A slight improvement in business sentiment has been captured in the latest European Economic Survey carried out on behalf of Eurochambres, of which Chambers Ireland is a member.
The outlook among businesses in Ireland for the year ahead has been described as one of “cautious optimism” with the majority of firms putting the emphasis on cost containment in the year ahead.
More than 43,000 business people and entrepreneurs throughout Europe took part in the survey which has been conducted on an annual basis for over three decades now.
The overall outlook pointed to a slight improvement in the business sentiment compared to the historic low of this time last year.
However, persistent challenges such as sourcing of energy and raw materials, labour costs and shortages in skilled workers undermined expectations and have contributed to ongoing uncertainty.
“European businesses have been obliged to hit the brakes for far too long and this is to the detriment of our recovery and competitiveness. EU policymakers must help them change gear from survival to success, instead of limiting their growth through over regulating,” the President of Eurochambres, Vladimír Dlouhý, said.
Business leaders here said they expected 2024 to be broadly similar to 2023, or slightly better.
“Whether that’s good or not depends on the year you have had, but our reading is that the uncertainty which arose as a result of the repeated shocks from Brexit, Covid, energy markets and inflation have left Irish businesses in a state of cautious optimism,” Shane Conneely, Chambers Ireland’s Director of Policy said.
“That said, concerns persist regarding supply side shocks and the ‘affordable access to energy and raw materials’ which is also a concern that is shared by businesses across Europe,” he added.
Irish entrepreneurs have, on the whole, been less pessimistic in the outlook than their European counterparts in recent years.
The report also points to a potential softening in the employment market in the year ahead, although it will be coming on the back of a period of considerable strength in the labour market with the unemployment rate at a historic low.
“Within businesses, we can see that the increasing costs are having an impact as more firms are planning to reduce headcount in the year.

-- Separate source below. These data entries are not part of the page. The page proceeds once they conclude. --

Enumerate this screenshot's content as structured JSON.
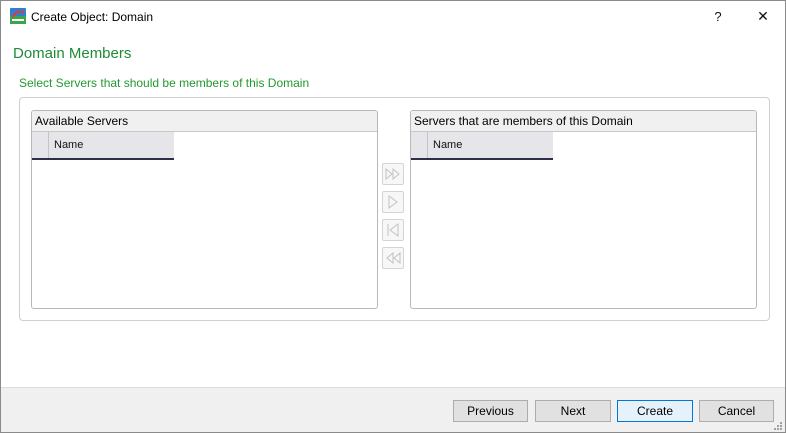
{
  "window": {
    "title": "Create Object: Domain",
    "help_label": "?",
    "close_label": "✕"
  },
  "page": {
    "heading": "Domain Members",
    "subheading": "Select Servers that should be members of this Domain"
  },
  "available_panel": {
    "title": "Available Servers",
    "columns": [
      "Name"
    ]
  },
  "members_panel": {
    "title": "Servers that are members of this Domain",
    "columns": [
      "Name"
    ]
  },
  "move_buttons": [
    "add-all-icon",
    "add-selected-icon",
    "remove-selected-icon",
    "remove-all-icon"
  ],
  "footer": {
    "previous": "Previous",
    "next": "Next",
    "create": "Create",
    "cancel": "Cancel"
  },
  "colors": {
    "heading": "#1e8b37",
    "subheading": "#22992f",
    "primary_border": "#0078d7"
  }
}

Simultaneously, fewer firms are planning to increase their numbers of workers. Together, these trends could lead to a softening of our hot labour market,” Mr Conneely concluded.